Covid violation fine slashed to €99; No mark on criminal record
The fine for violating the rules in place to curb the spread of the coronavirus may be lowered from 390 euros to 99 euros. Coalition parties VVD, D66 and ChristenUnie want this lower fine to be recorded in the new coronavirus law. The lower amount means that the fine will not go onto offenders' criminal record - something parliament demanded last week while debating Justice Minister Ferdinand Grapperhaus' violation of the corona rules. The fourth coalition party CDA is also "sympathetic" to lowering the fine, Nieuwsuur reports.
If you have a criminal record, you can't get a certificate of good conduct, which means you can't qualify for some jobs. The Tweede Kamer, the lower house of Dutch parliament, made very clear that this is an unreasonable punishment for someone who unintentionally stood too close to someone else. Lowering the fine automatically solves that problem, D66 parliamentarian Maarten Groothuizen said to the program. The proposal also states that the law must be stricter for companies. "For a large company that has an interest in ignoring the rules, 99 euros might be a bit of a weird amount," Groothuizen said.
Despite this change, the D66 and ChristenUnie, and a large number of other MPs, are still hesitant to support this law, which is meant to replace all the emergency regulations used to restrict freedoms since the start of the crisis. Citizens and representatives don't have a say in emergency regulations. The corona law is intended to change that.

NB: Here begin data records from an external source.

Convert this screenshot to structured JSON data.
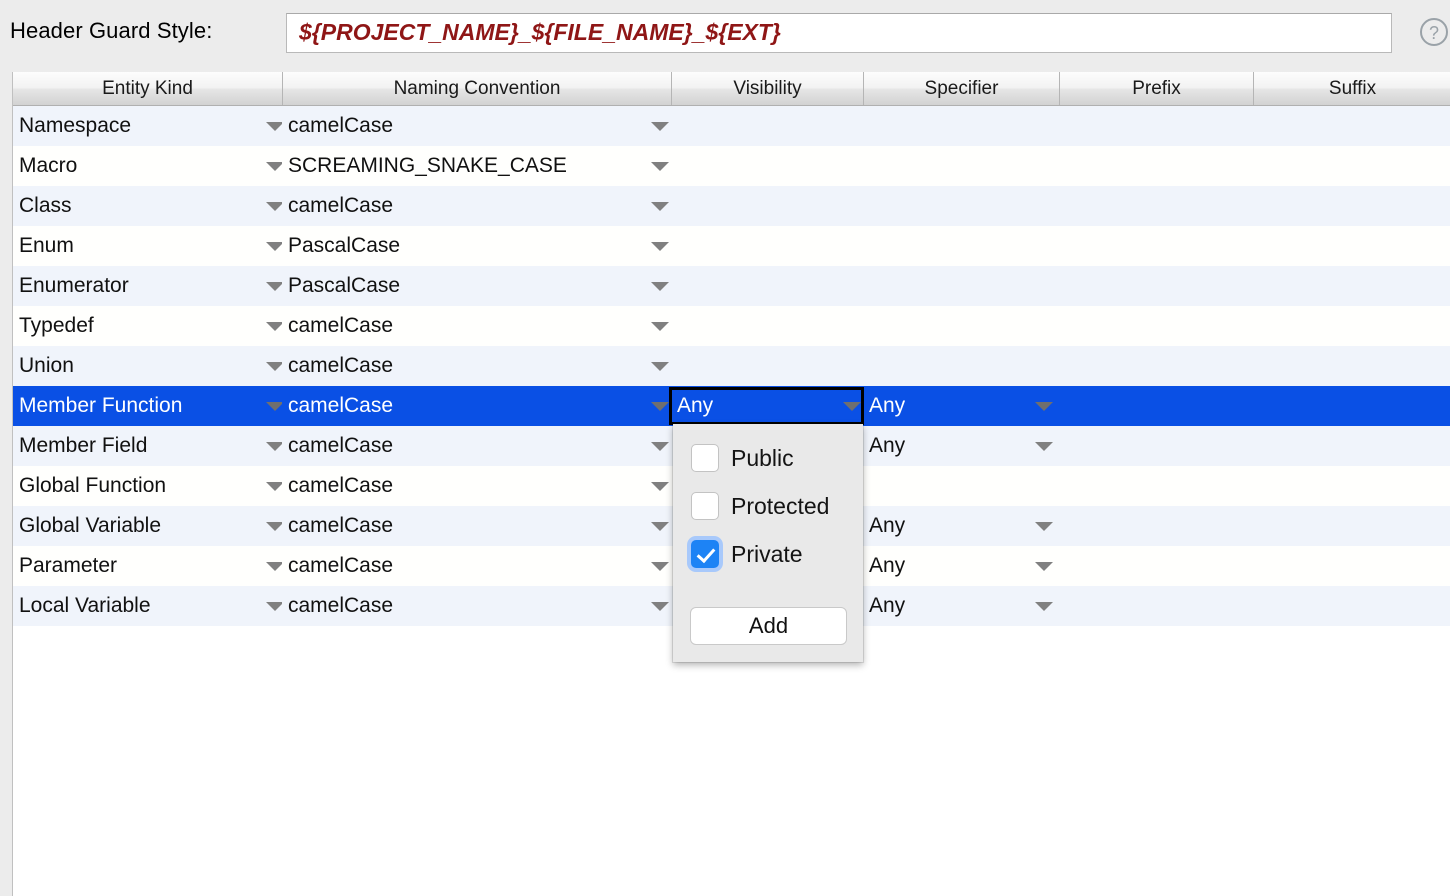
{
  "header": {
    "label": "Header Guard Style:",
    "value": "${PROJECT_NAME}_${FILE_NAME}_${EXT}",
    "placeholder": "${PROJECT_NAME}_${FILE_NAME}_${EXT}",
    "help_icon": "question-mark-icon",
    "value_color": "#8f1616"
  },
  "table": {
    "columns": [
      {
        "label": "Entity Kind"
      },
      {
        "label": "Naming Convention"
      },
      {
        "label": "Visibility"
      },
      {
        "label": "Specifier"
      },
      {
        "label": "Prefix"
      },
      {
        "label": "Suffix"
      }
    ],
    "rows": [
      {
        "entity_kind": "Namespace",
        "naming_convention": "camelCase",
        "visibility": "",
        "specifier": "",
        "prefix": "",
        "suffix": "",
        "selected": false
      },
      {
        "entity_kind": "Macro",
        "naming_convention": "SCREAMING_SNAKE_CASE",
        "visibility": "",
        "specifier": "",
        "prefix": "",
        "suffix": "",
        "selected": false
      },
      {
        "entity_kind": "Class",
        "naming_convention": "camelCase",
        "visibility": "",
        "specifier": "",
        "prefix": "",
        "suffix": "",
        "selected": false
      },
      {
        "entity_kind": "Enum",
        "naming_convention": "PascalCase",
        "visibility": "",
        "specifier": "",
        "prefix": "",
        "suffix": "",
        "selected": false
      },
      {
        "entity_kind": "Enumerator",
        "naming_convention": "PascalCase",
        "visibility": "",
        "specifier": "",
        "prefix": "",
        "suffix": "",
        "selected": false
      },
      {
        "entity_kind": "Typedef",
        "naming_convention": "camelCase",
        "visibility": "",
        "specifier": "",
        "prefix": "",
        "suffix": "",
        "selected": false
      },
      {
        "entity_kind": "Union",
        "naming_convention": "camelCase",
        "visibility": "",
        "specifier": "",
        "prefix": "",
        "suffix": "",
        "selected": false
      },
      {
        "entity_kind": "Member Function",
        "naming_convention": "camelCase",
        "visibility": "Any",
        "specifier": "Any",
        "prefix": "",
        "suffix": "",
        "selected": true
      },
      {
        "entity_kind": "Member Field",
        "naming_convention": "camelCase",
        "visibility": "",
        "specifier": "Any",
        "prefix": "",
        "suffix": "",
        "selected": false
      },
      {
        "entity_kind": "Global Function",
        "naming_convention": "camelCase",
        "visibility": "",
        "specifier": "",
        "prefix": "",
        "suffix": "",
        "selected": false
      },
      {
        "entity_kind": "Global Variable",
        "naming_convention": "camelCase",
        "visibility": "",
        "specifier": "Any",
        "prefix": "",
        "suffix": "",
        "selected": false
      },
      {
        "entity_kind": "Parameter",
        "naming_convention": "camelCase",
        "visibility": "",
        "specifier": "Any",
        "prefix": "",
        "suffix": "",
        "selected": false
      },
      {
        "entity_kind": "Local Variable",
        "naming_convention": "camelCase",
        "visibility": "",
        "specifier": "Any",
        "prefix": "",
        "suffix": "",
        "selected": false
      }
    ],
    "selected_row_color": "#0a50e5",
    "alt_row_color": "#f0f4fb"
  },
  "visibility_popup": {
    "options": [
      {
        "label": "Public",
        "checked": false
      },
      {
        "label": "Protected",
        "checked": false
      },
      {
        "label": "Private",
        "checked": true
      }
    ],
    "add_label": "Add",
    "accent_color": "#1d83f5"
  }
}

Parliamentarians think that the duration fo the law is too long. The coalition parties are therefore also proposing to shorten the duration from six months to three months. "The measures should not last longer than is strictly necessary" ChristenUnie MP Stieneke van der Graaf said. "So in the law we must include an instruction to the Minister that he will immediately scale down the measures as soon as they are no longer necessary."
Another objection is that the Minister of Health has too much power in the law. He can impose so-called ministerial regulations without the consent of the Tweede Kamer, for example closing markets. Opposition party SGP wants the law to clearly state that severe measures must be a last resort and far-reaching decisions must pass through parliament.
And finally, there are parliamentarians who wonder whether this law is even still necessary at all. Minister Hugo de Jonge of Public Health planned to implement the law on July 1, but withdrew it due to objections. As matters stand now, the law will likely not pass through the Tweede Kamer and Eerste Kamer, the Dutch Senate, before November 1. "When the emergency ordinances just came into force, it was logical to have additional legislation," SGP leader Kees van der Staaij said to Nieuwsuur. "As far as I am concerned, the momentum for this law has somewhat passed."